Center services and resources include information specialists, who are usually the first PRC contact for newly injured or diagnosed patients. They can answer questions in 170 languages, and have counseled some 108,000 patients. The PRC’s 442-page Paralysis Resource Guide is widely used by hospitals and rehabilitation facilities nationwide, and available at no charge in either an electronic or hard-copy format.

Additional resources are the Peer & Family Support Program, a national network of over 470 certified mentors in 41 states providing peer-to-peer connections to patients and their families, and the Military & Veterans Program, where service members have access to dedicated support resources regardless of when they served or the cause of their paralysis.

Its Quality of Life Grants Program supports nonprofit initiatives in all 50 states and Puerto Rico, and has awarded more than $34 million to nearly 3,400 community efforts. In addition to funding other community-based activities, such as adaptive gardening, the program helps with employment training, transportation, abuse prevention, and finance management.

Virtual Support Groups to offset isolation through enhanced peer connection are another PRC program. These groups are led by professional facilitators and trained peer mentors living with paralysis.

Community education through webinars and other avenues is also available, and the center hosts an expansive resource library that has been translated into more than 12 languages.

“The PRC is such a vital resource for the paralysis community,” said Patricia Volland, chair of the PRC’s board’s quality of life committee. “Through its various programs, resources, and publications that serve the distinct needs of individuals living with paralysis and their caregivers, the PRC assists people with tools to live life to the fullest.”

“The PRC empowers millions of families impacted by paralysis to lead independent lives and fully participate in their communities. We are continuously appreciative for our partnership with ACL, Reeve advocates and members of Congress who support our mission and make this all possible,” Volland added.

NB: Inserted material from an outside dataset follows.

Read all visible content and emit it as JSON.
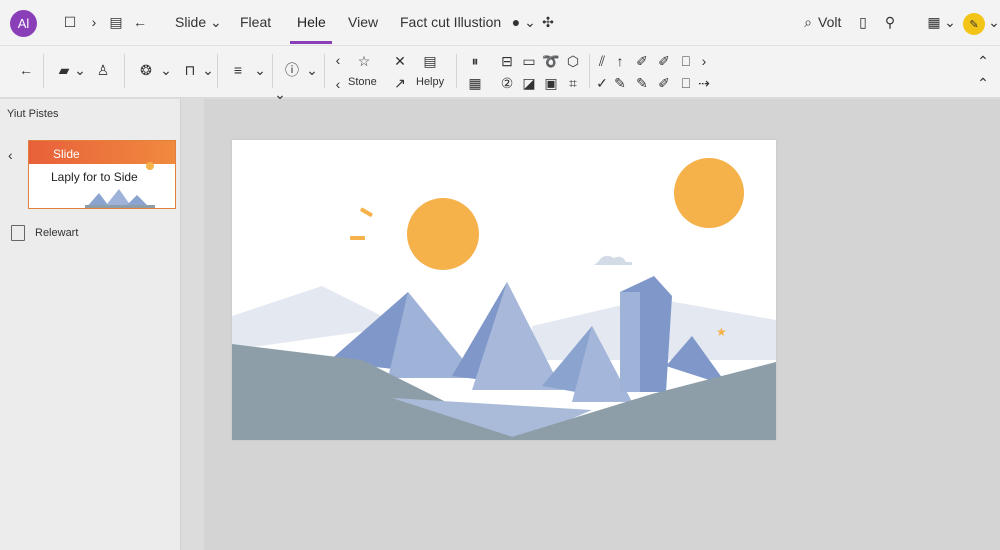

The Reeve Foundation, which also supports research into treating paralysis and caring for affected people, was started by the actor Christopher Reeve, who was paralyzed in an accident in 1995, and his wife Dana. It opened the PRC as “the support side of the Reeve Foundation’s twin missions to provide ‘Today’s Care’ and to strive for ‘Tomorrow’s Cure,'” the foundation states on a webpage.